The Temple of Eshmun is an ancient place of worship dedicated to Eshmun, the Phoenecian god of healing. It is located near the Awali river, 2 kilometres (1.2 mi) northeast of Sidon in southwestern Lebanon. The site was occupied from the 7th century BCE to the 8th century CE, suggesting an integrated relationship with the nearby city of Sidon. Although originally constructed by Sidonian king Eshmunazar II in the Achaemenid era(c. 529–333 BCE) to celebrate the city's recovered wealth and stature, the temple complex was greatly expanded by Bodashtart, Yatan-milk and later monarchs. The sanctuary consists of an esplanade and a grand court limited by a hugelimestone terrace wall that supports a monumental podium which was once topped by Eshmun's Graeco-Persian stylemarble temple. The Eshmun Temple declined and fell into oblivion as paganism was overrun by Christianity and its large limestone blocks were used to build later structures. The temple site was rediscovered in 1900 by local treasure hunters who stirred the curiosity of international scholars. Maurice Dunand, a French archaeologist, thoroughly excavated the site from 1963 until the beginning of the Lebanese Civil War in 1975. After the end of the hostilities and the retreat of Israel from South Lebanon, the site was rehabilitated and inscribed to the World Heritage Site tentative list. (more...)

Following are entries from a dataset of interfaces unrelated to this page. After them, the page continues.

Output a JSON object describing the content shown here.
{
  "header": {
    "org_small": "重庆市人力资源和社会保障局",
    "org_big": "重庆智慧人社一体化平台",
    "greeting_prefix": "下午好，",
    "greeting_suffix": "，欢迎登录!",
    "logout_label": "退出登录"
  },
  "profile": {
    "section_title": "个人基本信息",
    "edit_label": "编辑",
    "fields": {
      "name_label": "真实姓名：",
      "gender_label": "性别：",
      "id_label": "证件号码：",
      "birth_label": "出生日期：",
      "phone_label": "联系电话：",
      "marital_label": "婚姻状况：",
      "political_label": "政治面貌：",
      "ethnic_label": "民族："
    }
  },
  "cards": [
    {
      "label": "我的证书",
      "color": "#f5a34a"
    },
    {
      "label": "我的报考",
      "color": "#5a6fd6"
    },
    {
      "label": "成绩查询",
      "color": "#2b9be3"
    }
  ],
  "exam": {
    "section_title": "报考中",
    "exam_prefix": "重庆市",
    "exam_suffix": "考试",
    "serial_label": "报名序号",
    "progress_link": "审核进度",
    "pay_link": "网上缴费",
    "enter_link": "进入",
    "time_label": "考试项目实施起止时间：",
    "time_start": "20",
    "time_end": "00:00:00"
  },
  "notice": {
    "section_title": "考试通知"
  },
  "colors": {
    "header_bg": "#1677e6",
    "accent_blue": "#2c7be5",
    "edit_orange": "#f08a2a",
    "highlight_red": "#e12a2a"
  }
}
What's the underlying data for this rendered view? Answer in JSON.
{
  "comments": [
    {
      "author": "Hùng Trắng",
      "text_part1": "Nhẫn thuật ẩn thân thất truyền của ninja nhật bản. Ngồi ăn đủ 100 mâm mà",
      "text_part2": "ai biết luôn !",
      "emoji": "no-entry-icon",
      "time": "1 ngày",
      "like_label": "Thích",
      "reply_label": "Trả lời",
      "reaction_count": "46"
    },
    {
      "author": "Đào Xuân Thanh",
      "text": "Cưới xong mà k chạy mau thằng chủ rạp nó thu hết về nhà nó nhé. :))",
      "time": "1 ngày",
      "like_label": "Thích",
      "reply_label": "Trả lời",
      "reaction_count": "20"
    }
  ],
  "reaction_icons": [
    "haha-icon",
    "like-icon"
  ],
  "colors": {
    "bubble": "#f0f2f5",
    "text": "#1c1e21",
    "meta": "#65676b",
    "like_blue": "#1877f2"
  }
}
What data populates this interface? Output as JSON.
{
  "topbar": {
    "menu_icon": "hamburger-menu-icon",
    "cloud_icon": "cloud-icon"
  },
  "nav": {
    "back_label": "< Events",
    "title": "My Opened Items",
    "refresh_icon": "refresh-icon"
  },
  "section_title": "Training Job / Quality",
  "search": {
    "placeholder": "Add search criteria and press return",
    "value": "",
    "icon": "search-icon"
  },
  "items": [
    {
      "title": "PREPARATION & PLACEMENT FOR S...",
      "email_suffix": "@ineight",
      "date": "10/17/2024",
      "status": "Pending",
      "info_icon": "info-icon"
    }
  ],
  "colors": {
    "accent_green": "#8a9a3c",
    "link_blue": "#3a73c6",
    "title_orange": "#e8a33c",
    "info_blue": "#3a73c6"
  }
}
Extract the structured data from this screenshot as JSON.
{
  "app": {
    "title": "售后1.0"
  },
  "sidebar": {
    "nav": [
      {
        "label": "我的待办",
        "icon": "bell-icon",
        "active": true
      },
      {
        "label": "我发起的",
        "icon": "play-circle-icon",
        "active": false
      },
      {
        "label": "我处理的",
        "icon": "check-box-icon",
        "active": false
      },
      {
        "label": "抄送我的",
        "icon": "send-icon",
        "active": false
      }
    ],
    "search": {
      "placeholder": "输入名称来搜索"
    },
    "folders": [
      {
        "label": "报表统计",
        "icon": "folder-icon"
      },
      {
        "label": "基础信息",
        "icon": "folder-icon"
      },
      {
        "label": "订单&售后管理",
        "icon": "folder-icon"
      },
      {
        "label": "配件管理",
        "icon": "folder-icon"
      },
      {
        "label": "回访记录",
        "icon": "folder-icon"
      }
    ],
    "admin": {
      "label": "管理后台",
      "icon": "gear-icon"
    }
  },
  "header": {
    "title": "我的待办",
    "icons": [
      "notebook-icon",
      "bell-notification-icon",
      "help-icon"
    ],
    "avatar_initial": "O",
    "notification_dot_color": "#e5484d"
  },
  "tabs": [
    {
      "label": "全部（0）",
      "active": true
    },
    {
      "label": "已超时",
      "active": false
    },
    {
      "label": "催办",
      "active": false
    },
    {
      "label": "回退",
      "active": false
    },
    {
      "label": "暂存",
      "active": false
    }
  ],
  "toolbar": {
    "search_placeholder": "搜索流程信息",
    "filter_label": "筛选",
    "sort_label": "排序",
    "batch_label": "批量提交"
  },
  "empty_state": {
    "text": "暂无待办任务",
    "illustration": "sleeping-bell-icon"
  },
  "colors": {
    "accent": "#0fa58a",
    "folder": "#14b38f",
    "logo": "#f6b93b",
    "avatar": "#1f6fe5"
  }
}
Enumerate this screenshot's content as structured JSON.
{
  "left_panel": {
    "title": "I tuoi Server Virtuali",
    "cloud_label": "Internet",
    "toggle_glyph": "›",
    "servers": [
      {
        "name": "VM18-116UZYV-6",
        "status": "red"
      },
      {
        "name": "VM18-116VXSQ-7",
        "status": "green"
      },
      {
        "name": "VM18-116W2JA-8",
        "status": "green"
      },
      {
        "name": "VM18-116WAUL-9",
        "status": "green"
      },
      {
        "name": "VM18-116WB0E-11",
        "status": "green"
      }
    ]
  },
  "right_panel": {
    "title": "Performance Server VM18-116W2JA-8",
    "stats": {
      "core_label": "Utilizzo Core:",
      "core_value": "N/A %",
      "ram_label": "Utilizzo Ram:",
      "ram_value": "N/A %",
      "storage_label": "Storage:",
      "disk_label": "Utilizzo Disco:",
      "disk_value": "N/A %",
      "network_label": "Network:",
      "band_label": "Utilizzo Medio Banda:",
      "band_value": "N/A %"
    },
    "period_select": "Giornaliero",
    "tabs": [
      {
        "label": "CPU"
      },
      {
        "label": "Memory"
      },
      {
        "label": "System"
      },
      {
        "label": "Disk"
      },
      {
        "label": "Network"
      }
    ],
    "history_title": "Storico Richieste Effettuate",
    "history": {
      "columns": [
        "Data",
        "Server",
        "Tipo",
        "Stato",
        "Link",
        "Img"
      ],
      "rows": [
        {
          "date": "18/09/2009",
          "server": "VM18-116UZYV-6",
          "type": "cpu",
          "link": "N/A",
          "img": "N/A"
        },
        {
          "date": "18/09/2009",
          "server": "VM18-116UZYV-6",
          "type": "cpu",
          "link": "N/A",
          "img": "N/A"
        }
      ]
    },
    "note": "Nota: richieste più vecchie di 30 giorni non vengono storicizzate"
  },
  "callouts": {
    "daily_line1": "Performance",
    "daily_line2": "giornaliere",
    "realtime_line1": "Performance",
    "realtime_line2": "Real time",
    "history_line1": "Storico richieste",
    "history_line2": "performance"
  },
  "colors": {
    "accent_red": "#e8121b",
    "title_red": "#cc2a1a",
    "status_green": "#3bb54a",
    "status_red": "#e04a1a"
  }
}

The Civility Barnstar
Thanks chief! :) JAR (talk) 23:30, 5 October 2011 (UTC)
The Real Life Barnstar
i appreciate your contribution in wikipedia as a lebanese volunteer. i am a new member here, i love to have you as a friend and to cooperate with you for the best of our country.
thank you for your work... Johnny 9 0 (talk) 14:17, 21 December 2011 (UTC)